Try it »
Please, without the pictures, restate every entry exactly.

*** Source material ***

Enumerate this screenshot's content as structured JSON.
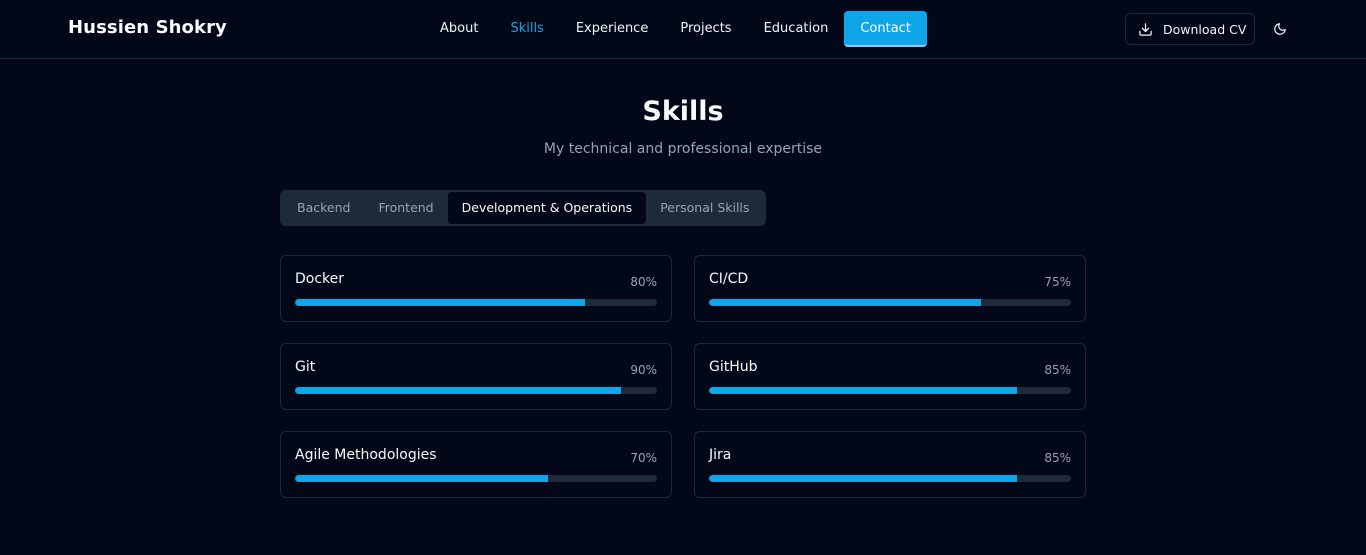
{
  "brand": "Hussien Shokry",
  "nav": {
    "links": [
      {
        "label": "About"
      },
      {
        "label": "Skills",
        "active": true
      },
      {
        "label": "Experience"
      },
      {
        "label": "Projects"
      },
      {
        "label": "Education"
      },
      {
        "label": "Contact",
        "cta": true
      }
    ],
    "download_label": "Download CV",
    "download_icon": "download-icon",
    "theme_icon": "moon-icon"
  },
  "section": {
    "title": "Skills",
    "subtitle": "My technical and professional expertise"
  },
  "tabs": [
    {
      "label": "Backend"
    },
    {
      "label": "Frontend"
    },
    {
      "label": "Development & Operations",
      "active": true
    },
    {
      "label": "Personal Skills"
    }
  ],
  "skills": [
    {
      "name": "Docker",
      "percent_label": "80%",
      "level": 0.8
    },
    {
      "name": "CI/CD",
      "percent_label": "75%",
      "level": 0.75
    },
    {
      "name": "Git",
      "percent_label": "90%",
      "level": 0.9
    },
    {
      "name": "GitHub",
      "percent_label": "85%",
      "level": 0.85
    },
    {
      "name": "Agile Methodologies",
      "percent_label": "70%",
      "level": 0.7
    },
    {
      "name": "Jira",
      "percent_label": "85%",
      "level": 0.85
    }
  ],
  "colors": {
    "accent": "#0ea5e9",
    "background": "#020817",
    "border": "#1e293b",
    "muted_text": "#94a3b8"
  }
}
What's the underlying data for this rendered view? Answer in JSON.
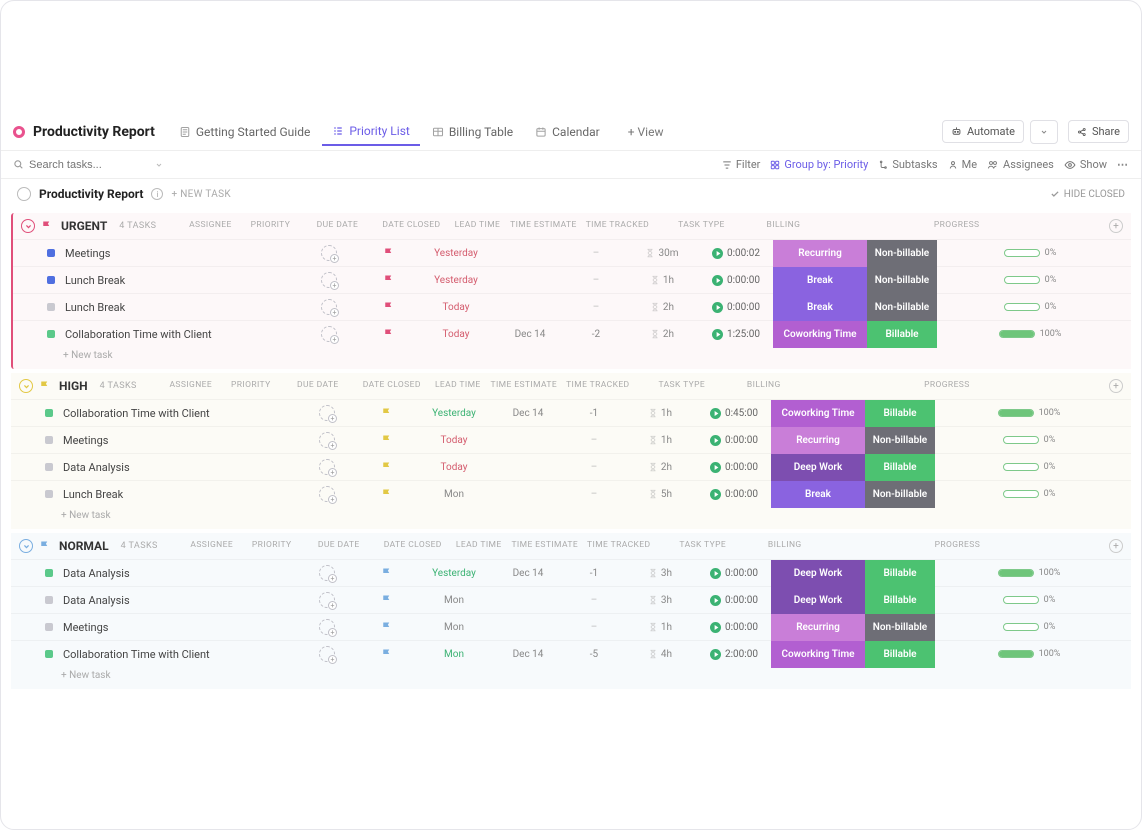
{
  "title": "Productivity Report",
  "tabs": [
    {
      "label": "Getting Started Guide",
      "icon": "doc-icon"
    },
    {
      "label": "Priority List",
      "icon": "list-icon",
      "active": true
    },
    {
      "label": "Billing Table",
      "icon": "table-icon"
    },
    {
      "label": "Calendar",
      "icon": "calendar-icon"
    }
  ],
  "add_view_label": "+ View",
  "automate_label": "Automate",
  "share_label": "Share",
  "search_placeholder": "Search tasks...",
  "toolbar": {
    "filter": "Filter",
    "group_by": "Group by: Priority",
    "subtasks": "Subtasks",
    "me": "Me",
    "assignees": "Assignees",
    "show": "Show"
  },
  "list_header": {
    "name": "Productivity Report",
    "new_task": "+ NEW TASK",
    "hide_closed": "HIDE CLOSED"
  },
  "columns": [
    "ASSIGNEE",
    "PRIORITY",
    "DUE DATE",
    "DATE CLOSED",
    "LEAD TIME",
    "TIME ESTIMATE",
    "TIME TRACKED",
    "TASK TYPE",
    "BILLING",
    "PROGRESS"
  ],
  "new_task_row": "+ New task",
  "groups": [
    {
      "key": "urgent",
      "name": "URGENT",
      "count_label": "4 TASKS",
      "flag_class": "urgent-f",
      "row_flag": "flag-red",
      "tasks": [
        {
          "status": "sq-blue",
          "name": "Meetings",
          "due": "Yesterday",
          "due_cls": "due-red",
          "closed": "",
          "lead": "–",
          "est": "30m",
          "track": "0:00:02",
          "type": "Recurring",
          "type_cls": "pill-recurring",
          "bill": "Non-billable",
          "bill_cls": "pill-nonbill",
          "prog": 0,
          "pct": "0%"
        },
        {
          "status": "sq-blue",
          "name": "Lunch Break",
          "due": "Yesterday",
          "due_cls": "due-red",
          "closed": "",
          "lead": "–",
          "est": "1h",
          "track": "0:00:00",
          "type": "Break",
          "type_cls": "pill-break",
          "bill": "Non-billable",
          "bill_cls": "pill-nonbill",
          "prog": 0,
          "pct": "0%"
        },
        {
          "status": "sq-grey",
          "name": "Lunch Break",
          "due": "Today",
          "due_cls": "due-red",
          "closed": "",
          "lead": "–",
          "est": "2h",
          "track": "0:00:00",
          "type": "Break",
          "type_cls": "pill-break",
          "bill": "Non-billable",
          "bill_cls": "pill-nonbill",
          "prog": 0,
          "pct": "0%"
        },
        {
          "status": "sq-green",
          "name": "Collaboration Time with Client",
          "due": "Today",
          "due_cls": "due-red",
          "closed": "Dec 14",
          "lead": "-2",
          "est": "2h",
          "track": "1:25:00",
          "type": "Coworking Time",
          "type_cls": "pill-cowork",
          "bill": "Billable",
          "bill_cls": "pill-bill",
          "prog": 100,
          "pct": "100%"
        }
      ]
    },
    {
      "key": "high",
      "name": "HIGH",
      "count_label": "4 TASKS",
      "flag_class": "high-f",
      "row_flag": "flag-yel",
      "tasks": [
        {
          "status": "sq-green",
          "name": "Collaboration Time with Client",
          "due": "Yesterday",
          "due_cls": "due-green",
          "closed": "Dec 14",
          "lead": "-1",
          "est": "1h",
          "track": "0:45:00",
          "type": "Coworking Time",
          "type_cls": "pill-cowork",
          "bill": "Billable",
          "bill_cls": "pill-bill",
          "prog": 100,
          "pct": "100%"
        },
        {
          "status": "sq-grey",
          "name": "Meetings",
          "due": "Today",
          "due_cls": "due-red",
          "closed": "",
          "lead": "–",
          "est": "1h",
          "track": "0:00:00",
          "type": "Recurring",
          "type_cls": "pill-recurring",
          "bill": "Non-billable",
          "bill_cls": "pill-nonbill",
          "prog": 0,
          "pct": "0%"
        },
        {
          "status": "sq-grey",
          "name": "Data Analysis",
          "due": "Today",
          "due_cls": "due-red",
          "closed": "",
          "lead": "–",
          "est": "2h",
          "track": "0:00:00",
          "type": "Deep Work",
          "type_cls": "pill-deep",
          "bill": "Billable",
          "bill_cls": "pill-bill",
          "prog": 0,
          "pct": "0%"
        },
        {
          "status": "sq-grey",
          "name": "Lunch Break",
          "due": "Mon",
          "due_cls": "grey-s",
          "closed": "",
          "lead": "–",
          "est": "5h",
          "track": "0:00:00",
          "type": "Break",
          "type_cls": "pill-break",
          "bill": "Non-billable",
          "bill_cls": "pill-nonbill",
          "prog": 0,
          "pct": "0%"
        }
      ]
    },
    {
      "key": "normal",
      "name": "NORMAL",
      "count_label": "4 TASKS",
      "flag_class": "normal-f",
      "row_flag": "flag-blue",
      "tasks": [
        {
          "status": "sq-green",
          "name": "Data Analysis",
          "due": "Yesterday",
          "due_cls": "due-green",
          "closed": "Dec 14",
          "lead": "-1",
          "est": "3h",
          "track": "0:00:00",
          "type": "Deep Work",
          "type_cls": "pill-deep",
          "bill": "Billable",
          "bill_cls": "pill-bill",
          "prog": 100,
          "pct": "100%"
        },
        {
          "status": "sq-grey",
          "name": "Data Analysis",
          "due": "Mon",
          "due_cls": "grey-s",
          "closed": "",
          "lead": "–",
          "est": "3h",
          "track": "0:00:00",
          "type": "Deep Work",
          "type_cls": "pill-deep",
          "bill": "Billable",
          "bill_cls": "pill-bill",
          "prog": 0,
          "pct": "0%"
        },
        {
          "status": "sq-grey",
          "name": "Meetings",
          "due": "Mon",
          "due_cls": "grey-s",
          "closed": "",
          "lead": "–",
          "est": "1h",
          "track": "0:00:00",
          "type": "Recurring",
          "type_cls": "pill-recurring",
          "bill": "Non-billable",
          "bill_cls": "pill-nonbill",
          "prog": 0,
          "pct": "0%"
        },
        {
          "status": "sq-green",
          "name": "Collaboration Time with Client",
          "due": "Mon",
          "due_cls": "due-green",
          "closed": "Dec 14",
          "lead": "-5",
          "est": "4h",
          "track": "2:00:00",
          "type": "Coworking Time",
          "type_cls": "pill-cowork",
          "bill": "Billable",
          "bill_cls": "pill-bill",
          "prog": 100,
          "pct": "100%"
        }
      ]
    }
  ]
}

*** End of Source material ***

Result for this task »
Enumerate this screenshot's content as structured JSON.
{
  "brand": "Hussien Shokry",
  "nav": {
    "links": [
      {
        "label": "About"
      },
      {
        "label": "Skills",
        "active": true
      },
      {
        "label": "Experience"
      },
      {
        "label": "Projects"
      },
      {
        "label": "Education"
      },
      {
        "label": "Contact",
        "cta": true
      }
    ],
    "download_label": "Download CV",
    "download_icon": "download-icon",
    "theme_icon": "moon-icon"
  },
  "section": {
    "title": "Skills",
    "subtitle": "My technical and professional expertise"
  },
  "tabs": [
    {
      "label": "Backend"
    },
    {
      "label": "Frontend"
    },
    {
      "label": "Development & Operations",
      "active": true
    },
    {
      "label": "Personal Skills"
    }
  ],
  "skills": [
    {
      "name": "Docker",
      "percent_label": "80%",
      "level": 0.8
    },
    {
      "name": "CI/CD",
      "percent_label": "75%",
      "level": 0.75
    },
    {
      "name": "Git",
      "percent_label": "90%",
      "level": 0.9
    },
    {
      "name": "GitHub",
      "percent_label": "85%",
      "level": 0.85
    },
    {
      "name": "Agile Methodologies",
      "percent_label": "70%",
      "level": 0.7
    },
    {
      "name": "Jira",
      "percent_label": "85%",
      "level": 0.85
    }
  ],
  "colors": {
    "accent": "#0ea5e9",
    "background": "#020817",
    "border": "#1e293b",
    "muted_text": "#94a3b8"
  }
}
What's the underlying data for this rendered view? Answer in JSON.
{
  "title": "Productivity Report",
  "tabs": [
    {
      "label": "Getting Started Guide",
      "icon": "doc-icon"
    },
    {
      "label": "Priority List",
      "icon": "list-icon",
      "active": true
    },
    {
      "label": "Billing Table",
      "icon": "table-icon"
    },
    {
      "label": "Calendar",
      "icon": "calendar-icon"
    }
  ],
  "add_view_label": "+ View",
  "automate_label": "Automate",
  "share_label": "Share",
  "search_placeholder": "Search tasks...",
  "toolbar": {
    "filter": "Filter",
    "group_by": "Group by: Priority",
    "subtasks": "Subtasks",
    "me": "Me",
    "assignees": "Assignees",
    "show": "Show"
  },
  "list_header": {
    "name": "Productivity Report",
    "new_task": "+ NEW TASK",
    "hide_closed": "HIDE CLOSED"
  },
  "columns": [
    "ASSIGNEE",
    "PRIORITY",
    "DUE DATE",
    "DATE CLOSED",
    "LEAD TIME",
    "TIME ESTIMATE",
    "TIME TRACKED",
    "TASK TYPE",
    "BILLING",
    "PROGRESS"
  ],
  "new_task_row": "+ New task",
  "groups": [
    {
      "key": "urgent",
      "name": "URGENT",
      "count_label": "4 TASKS",
      "flag_class": "urgent-f",
      "row_flag": "flag-red",
      "tasks": [
        {
          "status": "sq-blue",
          "name": "Meetings",
          "due": "Yesterday",
          "due_cls": "due-red",
          "closed": "",
          "lead": "–",
          "est": "30m",
          "track": "0:00:02",
          "type": "Recurring",
          "type_cls": "pill-recurring",
          "bill": "Non-billable",
          "bill_cls": "pill-nonbill",
          "prog": 0,
          "pct": "0%"
        },
        {
          "status": "sq-blue",
          "name": "Lunch Break",
          "due": "Yesterday",
          "due_cls": "due-red",
          "closed": "",
          "lead": "–",
          "est": "1h",
          "track": "0:00:00",
          "type": "Break",
          "type_cls": "pill-break",
          "bill": "Non-billable",
          "bill_cls": "pill-nonbill",
          "prog": 0,
          "pct": "0%"
        },
        {
          "status": "sq-grey",
          "name": "Lunch Break",
          "due": "Today",
          "due_cls": "due-red",
          "closed": "",
          "lead": "–",
          "est": "2h",
          "track": "0:00:00",
          "type": "Break",
          "type_cls": "pill-break",
          "bill": "Non-billable",
          "bill_cls": "pill-nonbill",
          "prog": 0,
          "pct": "0%"
        },
        {
          "status": "sq-green",
          "name": "Collaboration Time with Client",
          "due": "Today",
          "due_cls": "due-red",
          "closed": "Dec 14",
          "lead": "-2",
          "est": "2h",
          "track": "1:25:00",
          "type": "Coworking Time",
          "type_cls": "pill-cowork",
          "bill": "Billable",
          "bill_cls": "pill-bill",
          "prog": 100,
          "pct": "100%"
        }
      ]
    },
    {
      "key": "high",
      "name": "HIGH",
      "count_label": "4 TASKS",
      "flag_class": "high-f",
      "row_flag": "flag-yel",
      "tasks": [
        {
          "status": "sq-green",
          "name": "Collaboration Time with Client",
          "due": "Yesterday",
          "due_cls": "due-green",
          "closed": "Dec 14",
          "lead": "-1",
          "est": "1h",
          "track": "0:45:00",
          "type": "Coworking Time",
          "type_cls": "pill-cowork",
          "bill": "Billable",
          "bill_cls": "pill-bill",
          "prog": 100,
          "pct": "100%"
        },
        {
          "status": "sq-grey",
          "name": "Meetings",
          "due": "Today",
          "due_cls": "due-red",
          "closed": "",
          "lead": "–",
          "est": "1h",
          "track": "0:00:00",
          "type": "Recurring",
          "type_cls": "pill-recurring",
          "bill": "Non-billable",
          "bill_cls": "pill-nonbill",
          "prog": 0,
          "pct": "0%"
        },
        {
          "status": "sq-grey",
          "name": "Data Analysis",
          "due": "Today",
          "due_cls": "due-red",
          "closed": "",
          "lead": "–",
          "est": "2h",
          "track": "0:00:00",
          "type": "Deep Work",
          "type_cls": "pill-deep",
          "bill": "Billable",
          "bill_cls": "pill-bill",
          "prog": 0,
          "pct": "0%"
        },
        {
          "status": "sq-grey",
          "name": "Lunch Break",
          "due": "Mon",
          "due_cls": "grey-s",
          "closed": "",
          "lead": "–",
          "est": "5h",
          "track": "0:00:00",
          "type": "Break",
          "type_cls": "pill-break",
          "bill": "Non-billable",
          "bill_cls": "pill-nonbill",
          "prog": 0,
          "pct": "0%"
        }
      ]
    },
    {
      "key": "normal",
      "name": "NORMAL",
      "count_label": "4 TASKS",
      "flag_class": "normal-f",
      "row_flag": "flag-blue",
      "tasks": [
        {
          "status": "sq-green",
          "name": "Data Analysis",
          "due": "Yesterday",
          "due_cls": "due-green",
          "closed": "Dec 14",
          "lead": "-1",
          "est": "3h",
          "track": "0:00:00",
          "type": "Deep Work",
          "type_cls": "pill-deep",
          "bill": "Billable",
          "bill_cls": "pill-bill",
          "prog": 100,
          "pct": "100%"
        },
        {
          "status": "sq-grey",
          "name": "Data Analysis",
          "due": "Mon",
          "due_cls": "grey-s",
          "closed": "",
          "lead": "–",
          "est": "3h",
          "track": "0:00:00",
          "type": "Deep Work",
          "type_cls": "pill-deep",
          "bill": "Billable",
          "bill_cls": "pill-bill",
          "prog": 0,
          "pct": "0%"
        },
        {
          "status": "sq-grey",
          "name": "Meetings",
          "due": "Mon",
          "due_cls": "grey-s",
          "closed": "",
          "lead": "–",
          "est": "1h",
          "track": "0:00:00",
          "type": "Recurring",
          "type_cls": "pill-recurring",
          "bill": "Non-billable",
          "bill_cls": "pill-nonbill",
          "prog": 0,
          "pct": "0%"
        },
        {
          "status": "sq-green",
          "name": "Collaboration Time with Client",
          "due": "Mon",
          "due_cls": "due-green",
          "closed": "Dec 14",
          "lead": "-5",
          "est": "4h",
          "track": "2:00:00",
          "type": "Coworking Time",
          "type_cls": "pill-cowork",
          "bill": "Billable",
          "bill_cls": "pill-bill",
          "prog": 100,
          "pct": "100%"
        }
      ]
    }
  ]
}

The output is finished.